This time, Hamilton is charged with running a scheme to defraud. As with all Clay County Theft Cases, the felony degree and, subsequently, the maximum prison time, is determined by the value of the property involved in the alleged scheme. In this Clay County Theft Case, Hamilton comes in at the very top of the scale. He is charged with a scheme to defraud more than $50,000, a first-degree felony that carries a maximum sentence of up to 30 years in state prison. According to state statutes, a scheme to defraud is “a systematic, ongoing course of conduct with intent to defraud one or more persons, or with intent to obtain property from one or more persons by false or fraudulent pretenses, representations, or promises or willful misrepresentations of a future act.”

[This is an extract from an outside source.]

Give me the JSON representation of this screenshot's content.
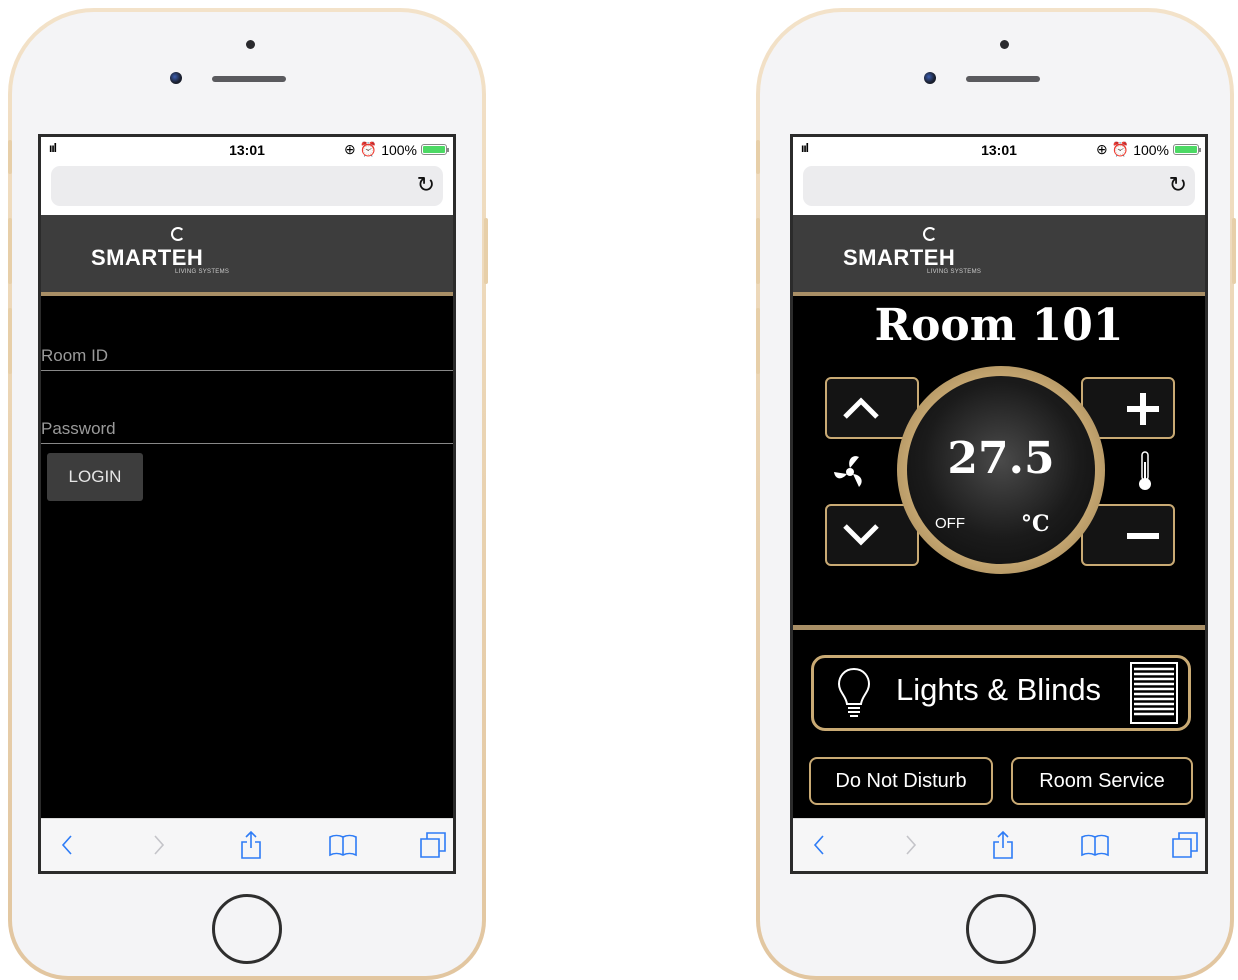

Police say dozens of computers and other electronic equipment were stolen, pawned and then traced back to Hamilton, the newspaper reported. Police have tracked down about 60 percent of the items and about $15,000 in equipment is still unaccounted for, the newspaper reported. There are two tracks the state can take in a Clay County Theft Case such as this. Prosecutors can stack all of the cases up together and charge Hamilton with dozens of theft and dealing in stolen property charges, the most serious of which is a second-degree felony. Second-degree felonies have a maximum penalty of 15 years in prison, so if Hamilton was found guilty of several of them, his maximum sentence could be well into the triple digits. But judges are often more likely to let defendants serve sentences concurrently, meaning if he received 15 years on 20 different counts, he would likely just serve the 15 years and be done. Now, the maximum will be 30 years and the state will have laid out its entire case, showing the sheer volume it alleges Hamilton stole. The state often holds back a couple of theft charges it can try individually, a sort of insurance policy if something happens with the larger case. Our Clay County Theft Attorneys represent people accused of all levels of theft – from misdemeanors with something worth less than $100 to first-degree felonies that Hamilton is now facing.
If you or a loved one needs a criminal defense attorney in Jacksonville or the surrounding area, call The Mussallem Law Firm at (904) 365-5200 for a FREE CONSULTATION. Our Clay County Theft Attorney, Victoria “Tori” Mussallem, is available 24 hours a day, 7 days a week.